A dog is coming at you full force off leash ready to attack. What do you do? Cry? Pee your pants a little? Run away? Maybe all of the above? The most important thing to remember is this: Stay calm. Dog Attacks are scary but there are some tips to prepare yourself.
Do you know what to do to prevent a confrontation and keep your dog (and yourself) safe? I have had plenty of off leashed dog encounters over the years and some I have handled gracefully and others not so much. Lucky for you I have found the best approach with 3 simple and easy to remember steps to take when an off leash dog is approaching.
First Level of Deterrent: Body Language and a Firm Calm Voice

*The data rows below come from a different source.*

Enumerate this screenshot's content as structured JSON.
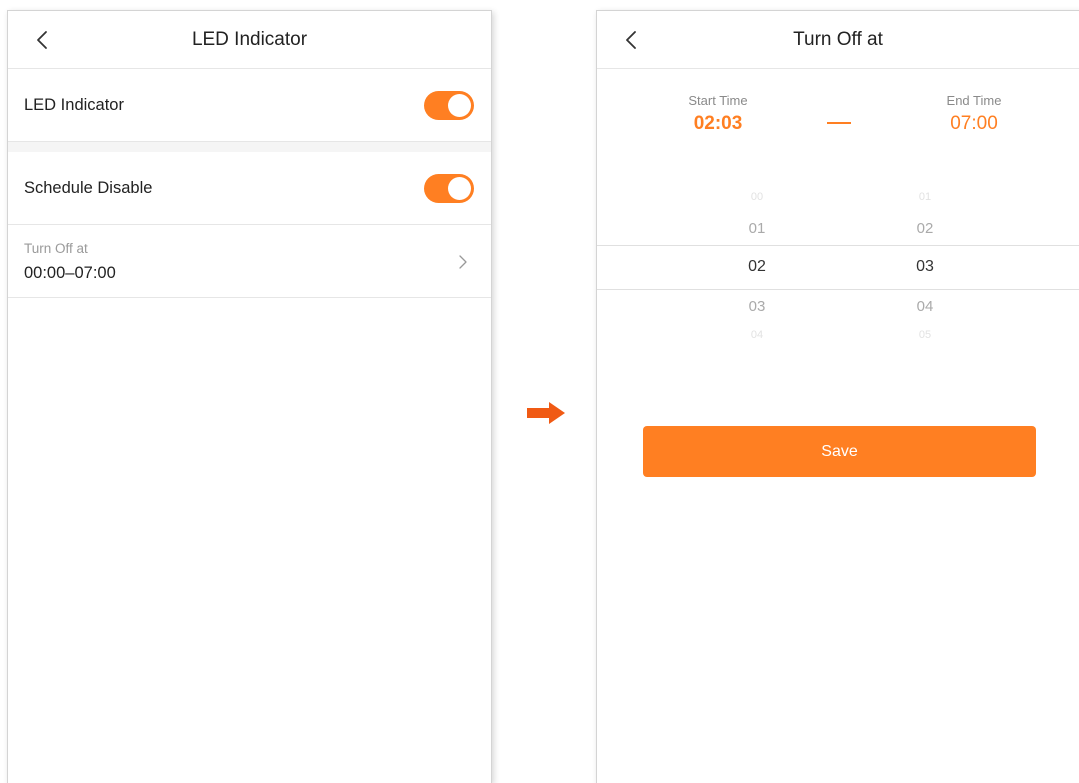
{
  "left_screen": {
    "header": {
      "title": "LED Indicator",
      "back_icon": "chevron-left-icon"
    },
    "led_indicator": {
      "label": "LED Indicator",
      "enabled": true
    },
    "schedule_disable": {
      "label": "Schedule Disable",
      "enabled": true
    },
    "turn_off_at": {
      "label": "Turn Off at",
      "value": "00:00–07:00",
      "icon": "chevron-right-icon"
    }
  },
  "transition_arrow": {
    "icon": "arrow-right-icon",
    "color": "#f05a14"
  },
  "right_screen": {
    "header": {
      "title": "Turn Off at",
      "back_icon": "chevron-left-icon"
    },
    "start_time": {
      "label": "Start Time",
      "value": "02:03"
    },
    "end_time": {
      "label": "End Time",
      "value": "07:00"
    },
    "picker": {
      "hours": [
        "00",
        "01",
        "02",
        "03",
        "04"
      ],
      "minutes": [
        "01",
        "02",
        "03",
        "04",
        "05"
      ],
      "selected_hour": "02",
      "selected_minute": "03"
    },
    "save_label": "Save"
  },
  "colors": {
    "accent": "#ff7f22",
    "divider": "#e6e6e6",
    "muted_text": "#9a9a9a"
  }
}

If I see a dog off leash approach the first thing I will do is check their body language; is their hair up? are they showing teeth? what is the state of their tail? are they slowly approaching or barreling at me? Regardless of what the dogs body language is you must remain calm, not only for your safety but for your dogs. If the approaching dog is displaying some aggression or is I just want to avoid dog on dog contact then I do the following;
- I let the dog I am walking know I got this by stepping in front of them and making myself “big”. Chest out, arms wide, knees shoulder width a part and standing tall. Mind you I am only 5ft. This allows the dog you are with to remain calm and not feel pressure to “protect” you.
- Then I put my hand out and give a firm “NO!”. Most of the time dogs will stop and go in another direction because they are caught off guard.
- Another thing you can do is if the dog stops even for a moment, distract them by tossing a handful of treats on the ground. Then make your escape with your dog while the other dog is focused on the treats.
- If a firm, “NO!” does not work then I recommend moving on to deterrent #2.
Second Level of Deterrent: The Pet Corrector
The Pet Corrector is a can of compressed gas that makes a startling noise when released. Dogs hate the high-pitched hissing sound when they hear it. The Pet Corrector was invented to “do no harm” but also to be used as an aversion when the dog was doing a bad behavior or in this case startle the dog getting ready to attack. This easily fits in any pocket or the awesome pack I mentioned in the basics.
The idea of the Pet Corrector is to distract the approaching dog and I have yet to see one dog continue to come at me after releasing this god awful gas sound. It can be startling but it usually gives me enough time to get myself and the dog I am walking away from the situation without doing any harm. However, if this does not work then I recommend moving onto deterrent #3.
Third Level of Deterrent: Sabre Dog Attack
If the pet corrector is not stopping the dog from approaching then I resort to using a safe, yet effective, all-natural dog spray. This helps prevent injuries to you, your dog, and the attacking dog. This little thing shoots up to 15ft which allows you to hopefully prevent contact. I’ve only had to use this once; a Doberman came barreling out of its house down the road, teeth showing (I had a clients dog) I stepped in front of the dog I was walking and at about 5ft did a quick burst of this and the dog immediately started rolling around in the grass rubbing its eyes and finally the owner came running and grabbed the dog. I followed up with the Dobermans owner after dropping off the dog and she said she gave him a quick water flush and he was okay. Luckily, she apologized and was not too angry about me spraying her dog. (ps-I may or may not have peed my pants a little during all this).
There are a variety of products out there to deter animal/ human attacks. The two products I will forever rely on is the Sabre spray and Pet Corrector. They are cheap, discreet, and easy to carry. Neither will cause long-term damage to the other dog or person and using it doesn’t require you to make physical contact with a dog that may be approaching. It’s the perfect tool to carry every day during your walks.
Additional Safety Gear
Most of us make two mistakes when it comes to walking pups in the dark. First, we put our lights and reflective stripes on the wrong parts of our bodies to grab a driver’s already splintered attention. Second, we overestimate how easy it is for drivers to spot us, while drivers are similarly overconfident that they will spot people moving alongside them in the dark. Day or night, visibility is all about contrast — how much something stands out against the background. Most night walks or bedtime visits I put this extremely attractive (insert excessive sarcasm) 247 VIZ reflector vest on and if it’s a long walk I will put the bands around my wrists. You can never be too careful especially with every person staring at their phones while driving!
In the winter months when it gets darker earlier- I wear this nerdy beanie with a light on it. It helps when your trying to find poo in the dark!